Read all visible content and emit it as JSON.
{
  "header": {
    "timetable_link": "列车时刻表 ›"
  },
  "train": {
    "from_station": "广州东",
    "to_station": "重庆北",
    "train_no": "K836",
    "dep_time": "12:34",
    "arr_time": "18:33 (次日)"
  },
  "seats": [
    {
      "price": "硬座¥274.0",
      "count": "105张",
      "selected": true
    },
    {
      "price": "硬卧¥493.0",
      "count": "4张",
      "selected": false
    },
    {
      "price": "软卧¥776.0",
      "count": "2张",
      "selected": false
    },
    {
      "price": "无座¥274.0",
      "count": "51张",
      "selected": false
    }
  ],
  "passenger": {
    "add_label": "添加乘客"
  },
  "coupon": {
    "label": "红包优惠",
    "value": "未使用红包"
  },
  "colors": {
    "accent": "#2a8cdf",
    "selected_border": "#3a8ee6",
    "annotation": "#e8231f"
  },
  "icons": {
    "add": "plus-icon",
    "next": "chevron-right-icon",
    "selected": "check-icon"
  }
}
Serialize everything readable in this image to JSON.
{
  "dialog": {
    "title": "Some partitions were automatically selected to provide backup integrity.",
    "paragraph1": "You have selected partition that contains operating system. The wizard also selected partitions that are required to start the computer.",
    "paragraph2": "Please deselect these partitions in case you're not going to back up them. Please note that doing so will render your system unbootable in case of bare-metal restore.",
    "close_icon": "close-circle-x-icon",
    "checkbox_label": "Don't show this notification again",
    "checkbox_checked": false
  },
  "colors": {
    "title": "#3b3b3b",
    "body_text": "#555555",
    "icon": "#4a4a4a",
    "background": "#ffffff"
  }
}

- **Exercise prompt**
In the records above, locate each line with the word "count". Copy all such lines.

- **Your solution**
      "count": "105张",
      "count": "4张",
      "count": "2张",
      "count": "51张",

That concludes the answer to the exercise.